An Essay on Typography by Eric Gill takes the reader back to the year 1930. The year when a conflict between two worlds came to its term. The machines of the industrial world finally took over the handicrafts.
The typography of this industrial age was no longer handcrafted. Mass production and profit became more important. Quantity mattered more than the quality. The books and printed works in general lost a part of its humanity. The typefaces were not produced by craftsmen anymore. It was the machines printing and tying the books together now. The craftsmen had to let go of their craft and became a cog in the process. An extension of the industrial machine.
But the victory of the industrialism didn’t mean that the craftsmen were completely extinct. The two worlds continued to coexist independently. Each recognising the good in the other — the power of industrialism and the humanity of craftsmanship. This was the second transition that would strip typography of a part of its humanity. We have to go 500 years back in time to meet the first one.
A similar conflict emerged after the invention of the first printing press in Europe. Johannes Gutenberg invented movable type and used it to produce different compositions. His workshop could print up to 240 impressions per hour. Until then, the books were being copied by hand. All the books were handwritten and decorated with hand drawn ornaments and figures. A process of copying a book was long but each book, even a copy, was a work of art.
The first printed books were, at first, perceived as inferior to the handwritten ones. They were smaller and cheaper to produce. Movable type provided the printers with flexibility that allowed them to print books in languages other than Latin. Gill describes the transition to industrialism as something that people needed and wanted. Something similar happened after the first printed books emerged. People wanted books in a language they understood and they wanted books they could take with them. They were hungry for knowledge and printed books satisfied this hunger.
The 42–Line Bible, printed by Gutenberg.
But, through this transition, the book lost a large part of its humanity. The machine took over most of the process but craftsmanship was still a part of it. The typefaces were cut manually by the first punch cutters. The paper was made by hand. The illustrations and ornaments were still being hand drawn. These were the remains of the craftsmanship that went almost extinct in the times of Eric Gill.

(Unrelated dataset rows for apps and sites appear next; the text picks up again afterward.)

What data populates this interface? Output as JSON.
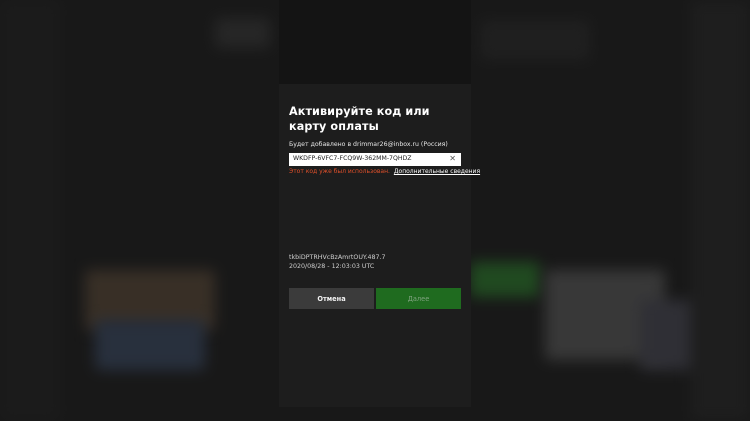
{
  "dialog": {
    "title": "Активируйте код или карту оплаты",
    "subtitle": "Будет добавлено в drimmar26@inbox.ru (Россия)",
    "code_value": "WKDFP-6VFC7-FCQ9W-362MM-7QHDZ",
    "clear_icon": "close-icon",
    "error_text": "Этот код уже был использован.",
    "details_link": "Дополнительные сведения",
    "meta_id": "tkbiDPTRHVcBzAmrtOUY.487.7",
    "meta_time": "2020/08/28 - 12:03:03 UTC",
    "cancel_label": "Отмена",
    "next_label": "Далее"
  },
  "colors": {
    "error": "#e0502a",
    "next_button": "#1f6b1f",
    "cancel_button": "#3b3b3b"
  }
}
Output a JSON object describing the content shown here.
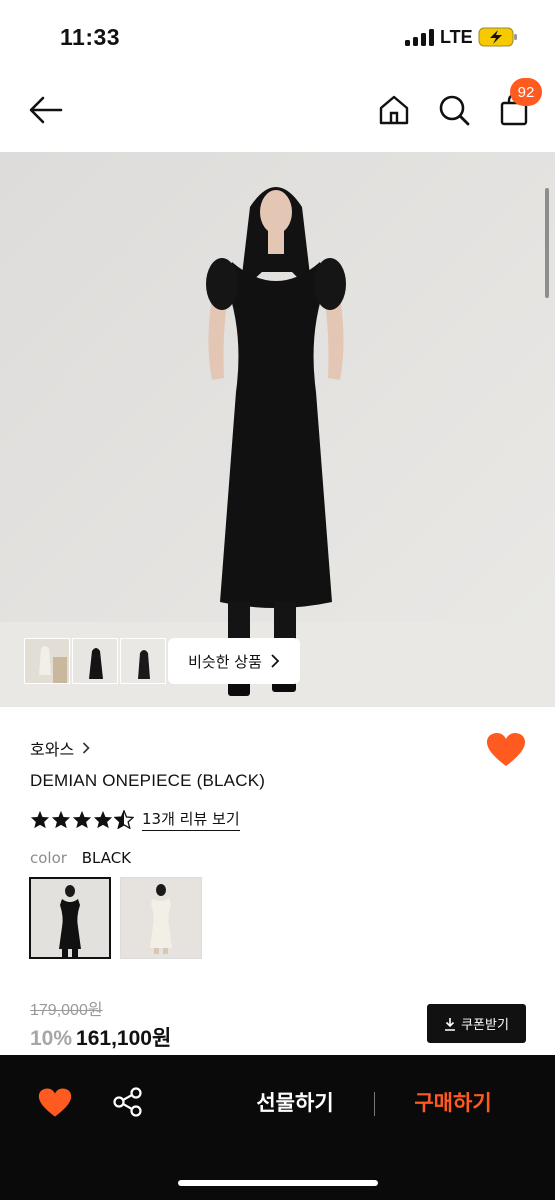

The first transition took away a large part of humanity from written communication. Industrialisation, the second transition described by Eric Gill, took away most of what was left. But it’s the third transition that stripped it naked. Typefaces are faceless these days. They’re just fonts on our computers. Hardly anyone knows their stories. Hardly anyone cares. Flicking through thousands of typefaces and finding the “right one” is a matter of minutes.
In the new computer age the proliferation of typefaces and type manipulations represents a new level of visual pollution threatening our culture. Out of thousands of typefaces, all we need are a few basic ones, and trash the rest.
— Massimo Vignelli
Typography is not about typefaces. It’s not about what looks best, it’s about what feels right. What communicates the message best. Typography, in its essence, is about the message. “Typographical design should perform optically what the speaker creates through voice and gesture of his thoughts.”, as El Lissitzky, a famous Russian typographer, put it.
Each transition took away a part of humanity from written language. Handwritten books being the most humane form and the digital typefaces being the least. Overuse of Helvetica is a good example. Messages are being told in a typeface just because it’s a safe option. It’s always there. Everyone knows it but yet, nobody knows it. Stop someone on the street and ask him what Helvetica is? Ask a designer the same question. Ask him where it came from, when, why and who designed it. Most of them will fail to answer these questions. Most of them used it in their precious projects but they still don’t spot it in the street.
Typefaces don’t look handmade these days. And that’s all right. They don’t have to. Industrialism took that away from them and we’re fine with it. We’ve traded that part of humanity for a process that produces more books that are easier to read. That can’t be bad. And it isn’t.
Humane typography will often be comparatively rough and even uncouth; but while a certain uncouthness does not seriously matter in humane works, uncouthness has no excuse whatever in the productions of the machine.
— Eric Gill
We’ve come close to “perfection” in the last five centuries. The letters are crisp and without rough edges. We print our compositions with high–precision printers on a high quality, machine made paper.
Type through 5 centuries.
We lost a part of ourselves because of this chase after perfection. We forgot about the craftsmanship along the way. And the worst part is that we don’t care. The transition to the digital age made that clear. We choose typefaces like clueless zombies. There’s no meaning in our work. Type sizes, leading, margins… It’s all just a few clicks or lines of code. The message isn’t important anymore. There’s no more “why” behind the “what”.
Human beings aren’t perfect. Perfection is something that will always elude us. There will always be a small part of humanity in everything we do. No matter how small that part, we should make sure that it transcends the limits of the medium. We have to think about the message first. What typeface should we use and why? Does the typeface match the message and what we want to communicate with it? What will be the leading and why? Will there be more typefaces in our design? On what ground will they be combined? What makes our design unique and why? This is the part of humanity that is left in typography. It might be the last part. Are we really going to give it up?